Ramsey County prosecutors have charged four people with running a public benefits fraud scheme that bilked the state and investors out of more than $4 million.
The charges, almost 100 in all, stem from a 27-month investigation into businesses run by a Yasmin Abdulle Ali and her husband Ahmed Aden Mohamed, of Fridley.
With the help of two men who worked with them, Ali and Mohamed illegally collected nearly $3.7 million in state payments for personal care assistance and child care assistance, according to charges filed in Ramsey County District Court.
Prosecutors say they hid their business profits, most of which came from Ali's Deqo Family Centers in Minneapolis and St. Paul, and failed to pay more than $200,000 in taxes and fees. Besides state money, authorities say Ali solicited more than $450,000 from investors in Deqo without giving them any real ownership rights in return.
Ali faces more than half of the 96 total charges, according to the complaint. Mohamed ran day-to-day operations at the St. Paul Deqo center.
Ramsey County Attorney John Choi said Wednesday at a news conference that the company essentially paid workers to take care of their own children.
Ali and Mohamed recruited more than 100 parents to work in child care at the centers while enrolling their own children, according to the complaint.
Deqo inflated the parents' work records to convince authorities that they were eligible for state child care assistance payments, which employers collect as reimbursement for the wages they pay employees.
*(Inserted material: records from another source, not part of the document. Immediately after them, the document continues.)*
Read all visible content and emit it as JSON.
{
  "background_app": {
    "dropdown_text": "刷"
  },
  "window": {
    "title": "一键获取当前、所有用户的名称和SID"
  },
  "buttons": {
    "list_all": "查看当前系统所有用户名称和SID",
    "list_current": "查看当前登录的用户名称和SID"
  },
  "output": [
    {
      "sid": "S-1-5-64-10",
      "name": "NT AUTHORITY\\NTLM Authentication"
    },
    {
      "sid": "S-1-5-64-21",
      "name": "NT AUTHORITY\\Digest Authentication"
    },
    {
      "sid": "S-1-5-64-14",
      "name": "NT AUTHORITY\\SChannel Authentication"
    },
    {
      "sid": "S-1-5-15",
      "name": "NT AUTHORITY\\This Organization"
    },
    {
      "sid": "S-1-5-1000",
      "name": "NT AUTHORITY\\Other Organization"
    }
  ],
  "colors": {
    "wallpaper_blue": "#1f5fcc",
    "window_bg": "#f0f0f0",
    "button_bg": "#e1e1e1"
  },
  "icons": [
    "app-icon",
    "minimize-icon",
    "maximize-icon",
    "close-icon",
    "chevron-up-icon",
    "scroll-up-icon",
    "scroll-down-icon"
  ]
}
Deqo collected more than $3.1 million in state payments from April 2012 to January 2013 through the scheme.
Deqo also falsified the qualifications of workers who weren't certified to provide child care, authorities said. The state Department of Human Services revoked Deqo's child care license in June 2013 and said it could not trust any of the centers' documents.
DHS Commissioner Lucinda Jesson said in a statement that some 6,900 families currently await child care assistance.
"When this type of fraud occurs, it makes it that much harder to meet their needs," she said.
In addition to the charges involving the child care business, the complaint alleges that nearly $500,000 in state money went to All Nations Home Health Care, which Ali had "substantial" interests in. The company submitted claims for personal care assistance payments using names and identifiers of people who didn't provide the care.
Joshua John Miller of St. Paul and Jordan Christopher Smith of Cottage Grove both worked with All Nations' billing process. They face 19 counts of theft by swindle and four counts of identity theft between them. Miller also faces one count of racketeering.
Ali and Miller have their first court appearances scheduled for Thursday. Smith is scheduled to appear in court Jan. 7. Authorities have a warrant out for Mohamed's arrest.
MPR News Reporter Sasha Aslanian contributed to this report.